REQUIREMENT:
Without omitting anything, write out the listing below precisely.

WORKING DATA:
· · · · ·

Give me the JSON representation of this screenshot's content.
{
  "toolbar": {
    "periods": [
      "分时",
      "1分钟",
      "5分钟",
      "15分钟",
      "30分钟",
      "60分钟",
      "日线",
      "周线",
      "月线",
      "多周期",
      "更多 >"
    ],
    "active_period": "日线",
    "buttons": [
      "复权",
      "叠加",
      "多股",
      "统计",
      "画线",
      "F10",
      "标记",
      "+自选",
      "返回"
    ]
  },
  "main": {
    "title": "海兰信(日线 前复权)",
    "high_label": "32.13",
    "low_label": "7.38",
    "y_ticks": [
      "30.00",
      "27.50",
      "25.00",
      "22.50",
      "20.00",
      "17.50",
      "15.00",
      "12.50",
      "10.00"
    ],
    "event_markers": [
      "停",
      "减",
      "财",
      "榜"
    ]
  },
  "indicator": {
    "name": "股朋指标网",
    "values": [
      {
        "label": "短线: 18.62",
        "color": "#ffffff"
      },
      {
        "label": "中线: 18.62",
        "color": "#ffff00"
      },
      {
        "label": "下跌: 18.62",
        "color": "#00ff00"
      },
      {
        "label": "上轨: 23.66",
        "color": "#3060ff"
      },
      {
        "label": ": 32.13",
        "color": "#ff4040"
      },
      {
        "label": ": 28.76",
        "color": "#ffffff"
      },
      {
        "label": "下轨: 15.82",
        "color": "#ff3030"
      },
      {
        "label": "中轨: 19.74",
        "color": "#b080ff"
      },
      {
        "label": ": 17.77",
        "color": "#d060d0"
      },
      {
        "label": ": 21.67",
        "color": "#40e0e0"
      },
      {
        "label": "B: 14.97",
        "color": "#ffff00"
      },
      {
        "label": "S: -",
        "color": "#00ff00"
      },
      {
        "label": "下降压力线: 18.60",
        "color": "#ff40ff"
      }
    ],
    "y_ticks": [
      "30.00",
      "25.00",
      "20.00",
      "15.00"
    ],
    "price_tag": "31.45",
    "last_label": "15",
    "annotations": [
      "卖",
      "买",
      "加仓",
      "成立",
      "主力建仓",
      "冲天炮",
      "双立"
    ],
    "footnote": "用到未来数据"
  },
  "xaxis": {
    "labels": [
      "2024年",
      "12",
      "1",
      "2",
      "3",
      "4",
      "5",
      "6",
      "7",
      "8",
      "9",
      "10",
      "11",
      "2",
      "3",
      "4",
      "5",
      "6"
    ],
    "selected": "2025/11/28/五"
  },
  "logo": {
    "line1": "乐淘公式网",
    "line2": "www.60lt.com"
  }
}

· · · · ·

WRITTEN ANSWER:
Give me the JSON representation of this screenshot's content.
{
  "toolbar": {
    "periods": [
      "分时",
      "1分钟",
      "5分钟",
      "15分钟",
      "30分钟",
      "60分钟",
      "日线",
      "周线",
      "月线",
      "多周期",
      "更多 >"
    ],
    "active_period": "日线",
    "buttons": [
      "复权",
      "叠加",
      "多股",
      "统计",
      "画线",
      "F10",
      "标记",
      "+自选",
      "返回"
    ]
  },
  "main": {
    "title": "海兰信(日线 前复权)",
    "high_label": "32.13",
    "low_label": "7.38",
    "y_ticks": [
      "30.00",
      "27.50",
      "25.00",
      "22.50",
      "20.00",
      "17.50",
      "15.00",
      "12.50",
      "10.00"
    ],
    "event_markers": [
      "停",
      "减",
      "财",
      "榜"
    ]
  },
  "indicator": {
    "name": "股朋指标网",
    "values": [
      {
        "label": "短线: 18.62",
        "color": "#ffffff"
      },
      {
        "label": "中线: 18.62",
        "color": "#ffff00"
      },
      {
        "label": "下跌: 18.62",
        "color": "#00ff00"
      },
      {
        "label": "上轨: 23.66",
        "color": "#3060ff"
      },
      {
        "label": ": 32.13",
        "color": "#ff4040"
      },
      {
        "label": ": 28.76",
        "color": "#ffffff"
      },
      {
        "label": "下轨: 15.82",
        "color": "#ff3030"
      },
      {
        "label": "中轨: 19.74",
        "color": "#b080ff"
      },
      {
        "label": ": 17.77",
        "color": "#d060d0"
      },
      {
        "label": ": 21.67",
        "color": "#40e0e0"
      },
      {
        "label": "B: 14.97",
        "color": "#ffff00"
      },
      {
        "label": "S: -",
        "color": "#00ff00"
      },
      {
        "label": "下降压力线: 18.60",
        "color": "#ff40ff"
      }
    ],
    "y_ticks": [
      "30.00",
      "25.00",
      "20.00",
      "15.00"
    ],
    "price_tag": "31.45",
    "last_label": "15",
    "annotations": [
      "卖",
      "买",
      "加仓",
      "成立",
      "主力建仓",
      "冲天炮",
      "双立"
    ],
    "footnote": "用到未来数据"
  },
  "xaxis": {
    "labels": [
      "2024年",
      "12",
      "1",
      "2",
      "3",
      "4",
      "5",
      "6",
      "7",
      "8",
      "9",
      "10",
      "11",
      "2",
      "3",
      "4",
      "5",
      "6"
    ],
    "selected": "2025/11/28/五"
  },
  "logo": {
    "line1": "乐淘公式网",
    "line2": "www.60lt.com"
  }
}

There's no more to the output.